Japan’s invasion of the Malayan peninsula in 1941 perfectly illustrates the consequence of the failure to prepare for this scenario. Britain, unwilling to violate Thai neutrality, allowed the Imperial Japanese Army to conduct a mostly-unmolested amphibious landing which would lead to the fall of Malaya 73 days later.
Hedging against the risk of an unexpected and unceremonious eviction from forward positions at the onset of major war is not something to be dismissed because it is an inconvenient scenario, nor does the response require particularly imaginative solutions. It requires the expansion of existing or in-development capabilities to a capacity capable of supporting large-scale expeditionary operations by the Joint Force. Indeed, there are many commonalities between what has been discussed, and the effects of a first strike on U.S. forward positions by the PLA’s Rocket and Air Forces, namely the loss of enabling shore-based infrastructure. The key difference is that the Joint Force will not be able to rely on surging temporary forces – ISR, logistics, strike, and others – onto alternate or austere sites on the territory of allies and partners in certain scenarios.

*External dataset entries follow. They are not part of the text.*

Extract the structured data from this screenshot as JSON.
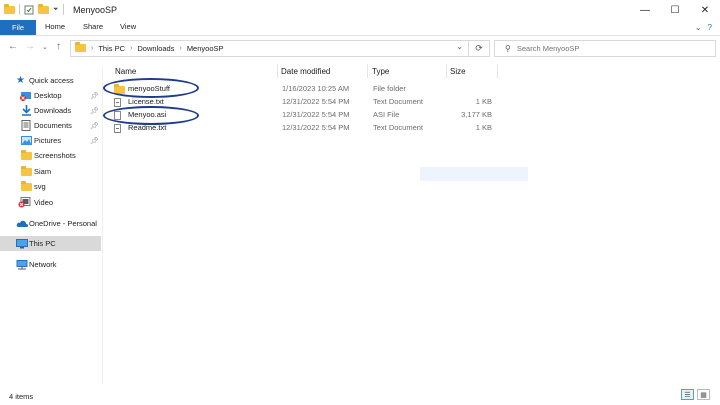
{
  "window": {
    "title": "MenyooSP",
    "controls": [
      "—",
      "☐",
      "✕"
    ]
  },
  "ribbon": {
    "tabs": [
      "File",
      "Home",
      "Share",
      "View"
    ],
    "help_glyph": "?"
  },
  "address": {
    "crumbs": [
      "This PC",
      "Downloads",
      "MenyooSP"
    ]
  },
  "search": {
    "placeholder": "Search MenyooSP"
  },
  "sidebar": {
    "items": [
      {
        "label": "Quick access",
        "icon": "star-icon"
      },
      {
        "label": "Desktop",
        "icon": "desktop-icon",
        "pinned": true
      },
      {
        "label": "Downloads",
        "icon": "download-icon",
        "pinned": true
      },
      {
        "label": "Documents",
        "icon": "documents-icon",
        "pinned": true
      },
      {
        "label": "Pictures",
        "icon": "pictures-icon",
        "pinned": true
      },
      {
        "label": "Screenshots",
        "icon": "folder-icon"
      },
      {
        "label": "Siam",
        "icon": "folder-icon"
      },
      {
        "label": "svg",
        "icon": "folder-icon"
      },
      {
        "label": "Video",
        "icon": "video-icon"
      },
      {
        "label": "OneDrive - Personal",
        "icon": "cloud-icon"
      },
      {
        "label": "This PC",
        "icon": "computer-icon",
        "selected": true
      },
      {
        "label": "Network",
        "icon": "network-icon"
      }
    ]
  },
  "columns": [
    "Name",
    "Date modified",
    "Type",
    "Size"
  ],
  "files": [
    {
      "name": "menyooStuff",
      "date": "1/16/2023 10:25 AM",
      "type": "File folder",
      "size": "",
      "icon": "folder-icon"
    },
    {
      "name": "License.txt",
      "date": "12/31/2022 5:54 PM",
      "type": "Text Document",
      "size": "1 KB",
      "icon": "text-file-icon"
    },
    {
      "name": "Menyoo.asi",
      "date": "12/31/2022 5:54 PM",
      "type": "ASI File",
      "size": "3,177 KB",
      "icon": "file-icon"
    },
    {
      "name": "Readme.txt",
      "date": "12/31/2022 5:54 PM",
      "type": "Text Document",
      "size": "1 KB",
      "icon": "text-file-icon"
    }
  ],
  "status": {
    "item_count": "4 items"
  },
  "colors": {
    "accent": "#1e6fc0",
    "highlight_ellipse": "#1f3d8a",
    "selected_bg": "#d9d9d9",
    "folder": "#f5c542"
  }
}
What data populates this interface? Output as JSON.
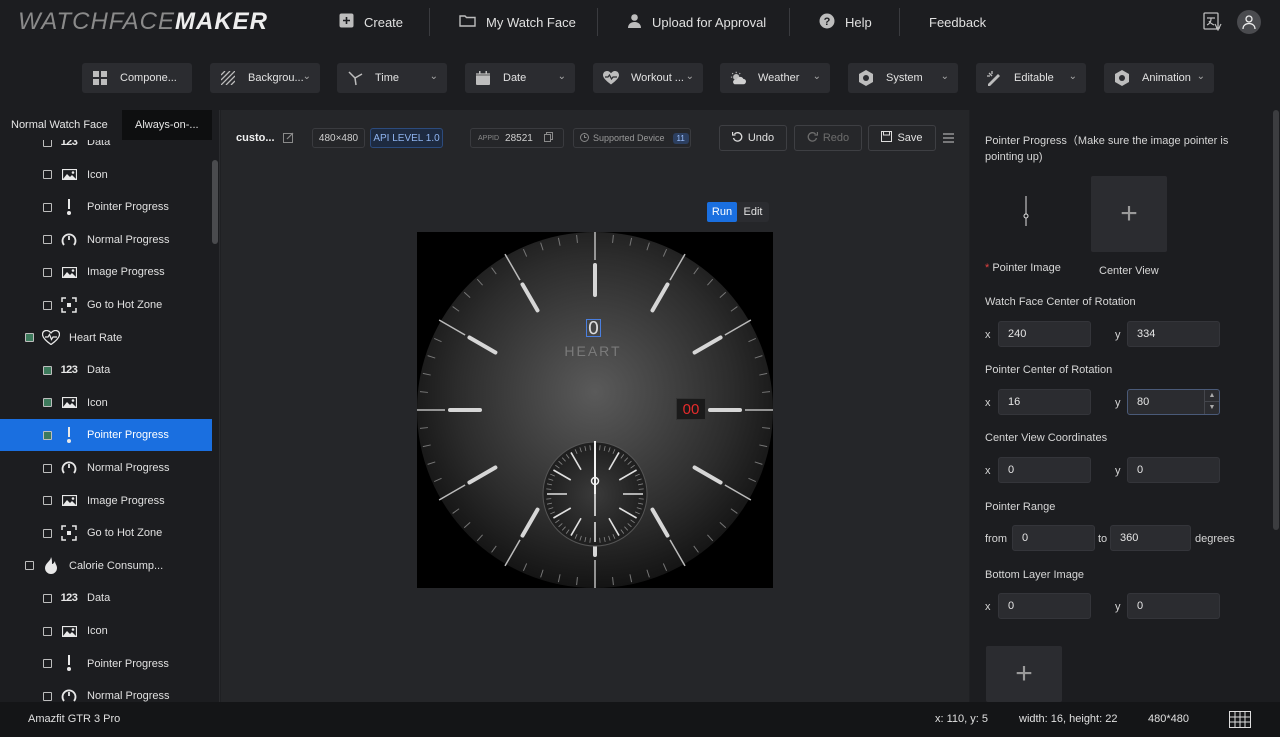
{
  "app": {
    "logo_light": "WATCHFACE",
    "logo_bold": "MAKER"
  },
  "nav": {
    "create": "Create",
    "my_watch_face": "My Watch Face",
    "upload": "Upload for Approval",
    "help": "Help",
    "feedback": "Feedback"
  },
  "categories": [
    {
      "label": "Compone...",
      "icon": "component-icon"
    },
    {
      "label": "Backgrou...",
      "icon": "background-icon"
    },
    {
      "label": "Time",
      "icon": "time-icon"
    },
    {
      "label": "Date",
      "icon": "calendar-icon"
    },
    {
      "label": "Workout ...",
      "icon": "heart-icon"
    },
    {
      "label": "Weather",
      "icon": "weather-icon"
    },
    {
      "label": "System",
      "icon": "system-icon"
    },
    {
      "label": "Editable",
      "icon": "editable-icon"
    },
    {
      "label": "Animation",
      "icon": "animation-icon"
    }
  ],
  "left_tabs": {
    "normal": "Normal Watch Face",
    "aod": "Always-on-..."
  },
  "tree": [
    {
      "label": "Data",
      "icon": "123",
      "indent": 2,
      "checked": false
    },
    {
      "label": "Icon",
      "icon": "image",
      "indent": 2,
      "checked": false
    },
    {
      "label": "Pointer Progress",
      "icon": "pointer",
      "indent": 2,
      "checked": false
    },
    {
      "label": "Normal Progress",
      "icon": "gauge",
      "indent": 2,
      "checked": false
    },
    {
      "label": "Image Progress",
      "icon": "image",
      "indent": 2,
      "checked": false
    },
    {
      "label": "Go to Hot Zone",
      "icon": "hotzone",
      "indent": 2,
      "checked": false
    },
    {
      "label": "Heart Rate",
      "icon": "heart",
      "indent": 1,
      "checked": true
    },
    {
      "label": "Data",
      "icon": "123",
      "indent": 2,
      "checked": true
    },
    {
      "label": "Icon",
      "icon": "image",
      "indent": 2,
      "checked": true
    },
    {
      "label": "Pointer Progress",
      "icon": "pointer",
      "indent": 2,
      "checked": true,
      "selected": true
    },
    {
      "label": "Normal Progress",
      "icon": "gauge",
      "indent": 2,
      "checked": false
    },
    {
      "label": "Image Progress",
      "icon": "image",
      "indent": 2,
      "checked": false
    },
    {
      "label": "Go to Hot Zone",
      "icon": "hotzone",
      "indent": 2,
      "checked": false
    },
    {
      "label": "Calorie Consump...",
      "icon": "flame",
      "indent": 1,
      "checked": false
    },
    {
      "label": "Data",
      "icon": "123",
      "indent": 2,
      "checked": false
    },
    {
      "label": "Icon",
      "icon": "image",
      "indent": 2,
      "checked": false
    },
    {
      "label": "Pointer Progress",
      "icon": "pointer",
      "indent": 2,
      "checked": false
    },
    {
      "label": "Normal Progress",
      "icon": "gauge",
      "indent": 2,
      "checked": false
    }
  ],
  "editor": {
    "name": "custo...",
    "resolution": "480×480",
    "api_level": "API LEVEL  1.0",
    "appid_label": "APPID",
    "appid": "28521",
    "supported_label": "Supported Device",
    "supported_count": "11",
    "undo": "Undo",
    "redo": "Redo",
    "save": "Save",
    "run": "Run",
    "edit": "Edit"
  },
  "watch": {
    "data_value": "0",
    "data_label": "HEART",
    "date_value": "00"
  },
  "props": {
    "title": "Pointer Progress（Make sure the image pointer is pointing up)",
    "pointer_image": "Pointer Image",
    "center_view": "Center View",
    "wf_center_label": "Watch Face Center of Rotation",
    "wf_x": "240",
    "wf_y": "334",
    "ptr_center_label": "Pointer Center of Rotation",
    "ptr_x": "16",
    "ptr_y": "80",
    "cv_label": "Center View Coordinates",
    "cv_x": "0",
    "cv_y": "0",
    "range_label": "Pointer Range",
    "from_label": "from",
    "from": "0",
    "to_label": "to",
    "to": "360",
    "degrees": "degrees",
    "bottom_label": "Bottom Layer Image",
    "b_x": "0",
    "b_y": "0",
    "x": "x",
    "y": "y"
  },
  "status": {
    "device": "Amazfit GTR 3 Pro",
    "coords": "x: 110, y: 5",
    "size": "width: 16, height: 22",
    "canvas": "480*480"
  }
}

The U.S. must prepare, today, for the possibility of a zero access environment in a western Pacific contingency to preserve military options and avoid losing a conflict before the first shots are fired. Failure to prepare may leave the United States in a situation akin to that of Rear Admiral Dewey’s fleet in 1898 when they were forced to depart from neutral Hong Kong “without a home base or reliable source of coal in wartime,” essentially to conquer or die. This time, the away team won’t be facing a decrepit Spanish fleet, but the most formidable military challenger in a generation.
Blake Herzinger (@BDHerzinger) is a civilian Indo-Pacific defense policy specialist and U.S. Navy Reserve officer. The views expressed in this article are those of the author alone and do not represent those of his civilian employer, the U.S. Navy, the Department of Defense, or the U.S. government.
Elee Wakim (@EleeWakim) is a surface warfare officer in the U.S. Navy Reserve and a Presidential Management Fellow. The views expressed here are his own and do not represent those of the U.S. Navy, the Department of Defense, or the U.S. government.
Featured Image: Singapore (Jul. 14, 2015) – The littoral combat ship USS Fort Worth (LCS 3), top left, and the Arleigh Burke-class guided-missile destroyer USS Lassen (DDG 82), top middle, rest in port at Changi Naval Base during Cooperation Afloat Readiness and Training (CARAT) Singapore 2015. (U.S. Navy photo by Mass Communication Specialist 1st Class Jay C. Pugh/Released)